#### Brief
What follows is a set of records; repeat them exactly, without the pictures.

#### The records
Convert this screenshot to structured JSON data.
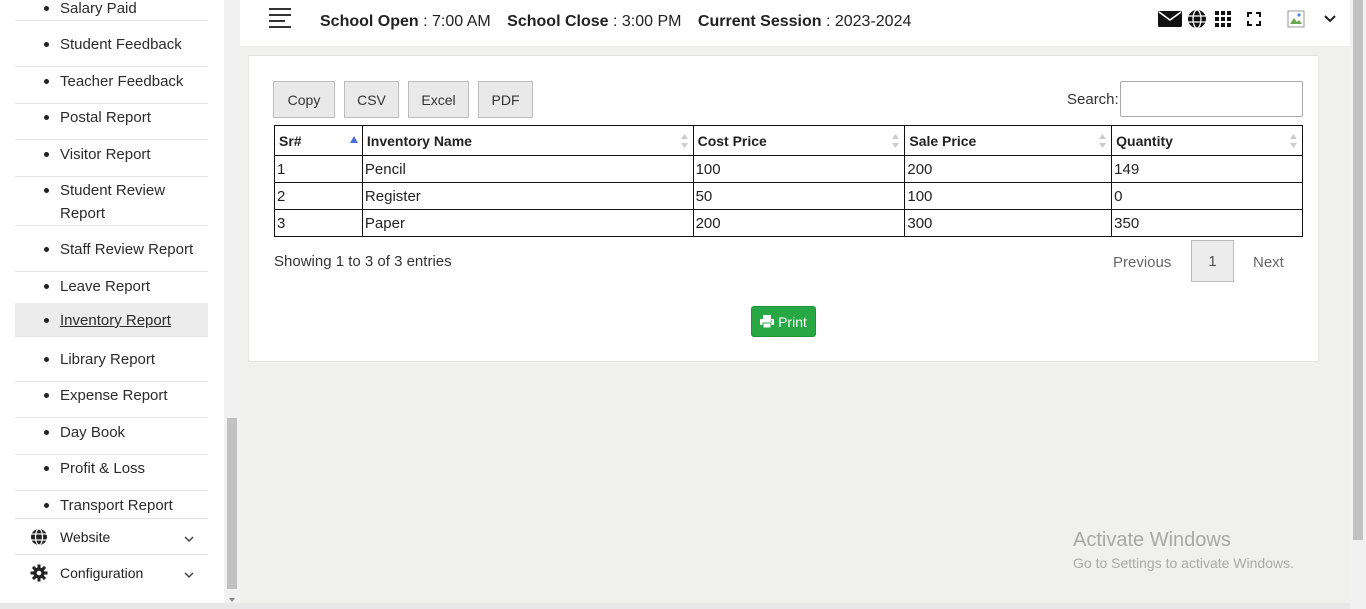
{
  "sidebar": {
    "submenu": [
      {
        "label": "Salary Paid"
      },
      {
        "label": "Student Feedback"
      },
      {
        "label": "Teacher Feedback"
      },
      {
        "label": "Postal Report"
      },
      {
        "label": "Visitor Report"
      },
      {
        "label": "Student Review Report"
      },
      {
        "label": "Staff Review Report"
      },
      {
        "label": "Leave Report"
      },
      {
        "label": "Inventory Report"
      },
      {
        "label": "Library Report"
      },
      {
        "label": "Expense Report"
      },
      {
        "label": "Day Book"
      },
      {
        "label": "Profit & Loss"
      },
      {
        "label": "Transport Report"
      }
    ],
    "active_item": "Inventory Report",
    "menu": [
      {
        "label": "Website",
        "icon": "globe-icon"
      },
      {
        "label": "Configuration",
        "icon": "gear-icon"
      }
    ]
  },
  "header": {
    "school_open_label": "School Open",
    "school_open_value": "7:00 AM",
    "school_close_label": "School Close",
    "school_close_value": "3:00 PM",
    "session_label": "Current Session",
    "session_value": "2023-2024",
    "separator": " : ",
    "icons": [
      "menu-icon",
      "mail-icon",
      "globe-icon",
      "apps-grid-icon",
      "fullscreen-icon",
      "avatar",
      "chevron-down-icon"
    ]
  },
  "toolbar": {
    "buttons": [
      "Copy",
      "CSV",
      "Excel",
      "PDF"
    ],
    "search_label": "Search:",
    "search_value": ""
  },
  "table": {
    "columns": [
      "Sr#",
      "Inventory Name",
      "Cost Price",
      "Sale Price",
      "Quantity"
    ],
    "rows": [
      [
        "1",
        "Pencil",
        "100",
        "200",
        "149"
      ],
      [
        "2",
        "Register",
        "50",
        "100",
        "0"
      ],
      [
        "3",
        "Paper",
        "200",
        "300",
        "350"
      ]
    ]
  },
  "pagination": {
    "info": "Showing 1 to 3 of 3 entries",
    "previous": "Previous",
    "current_page": "1",
    "next": "Next"
  },
  "print_label": "Print",
  "watermark": {
    "title": "Activate Windows",
    "subtitle": "Go to Settings to activate Windows."
  },
  "colors": {
    "print_button": "#28a745",
    "page_background": "#f0f0ec"
  }
}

#### Your response
Convert this screenshot to structured JSON data.
{
  "sidebar": {
    "submenu": [
      {
        "label": "Salary Paid"
      },
      {
        "label": "Student Feedback"
      },
      {
        "label": "Teacher Feedback"
      },
      {
        "label": "Postal Report"
      },
      {
        "label": "Visitor Report"
      },
      {
        "label": "Student Review Report"
      },
      {
        "label": "Staff Review Report"
      },
      {
        "label": "Leave Report"
      },
      {
        "label": "Inventory Report"
      },
      {
        "label": "Library Report"
      },
      {
        "label": "Expense Report"
      },
      {
        "label": "Day Book"
      },
      {
        "label": "Profit & Loss"
      },
      {
        "label": "Transport Report"
      }
    ],
    "active_item": "Inventory Report",
    "menu": [
      {
        "label": "Website",
        "icon": "globe-icon"
      },
      {
        "label": "Configuration",
        "icon": "gear-icon"
      }
    ]
  },
  "header": {
    "school_open_label": "School Open",
    "school_open_value": "7:00 AM",
    "school_close_label": "School Close",
    "school_close_value": "3:00 PM",
    "session_label": "Current Session",
    "session_value": "2023-2024",
    "separator": " : ",
    "icons": [
      "menu-icon",
      "mail-icon",
      "globe-icon",
      "apps-grid-icon",
      "fullscreen-icon",
      "avatar",
      "chevron-down-icon"
    ]
  },
  "toolbar": {
    "buttons": [
      "Copy",
      "CSV",
      "Excel",
      "PDF"
    ],
    "search_label": "Search:",
    "search_value": ""
  },
  "table": {
    "columns": [
      "Sr#",
      "Inventory Name",
      "Cost Price",
      "Sale Price",
      "Quantity"
    ],
    "rows": [
      [
        "1",
        "Pencil",
        "100",
        "200",
        "149"
      ],
      [
        "2",
        "Register",
        "50",
        "100",
        "0"
      ],
      [
        "3",
        "Paper",
        "200",
        "300",
        "350"
      ]
    ]
  },
  "pagination": {
    "info": "Showing 1 to 3 of 3 entries",
    "previous": "Previous",
    "current_page": "1",
    "next": "Next"
  },
  "print_label": "Print",
  "watermark": {
    "title": "Activate Windows",
    "subtitle": "Go to Settings to activate Windows."
  },
  "colors": {
    "print_button": "#28a745",
    "page_background": "#f0f0ec"
  }
}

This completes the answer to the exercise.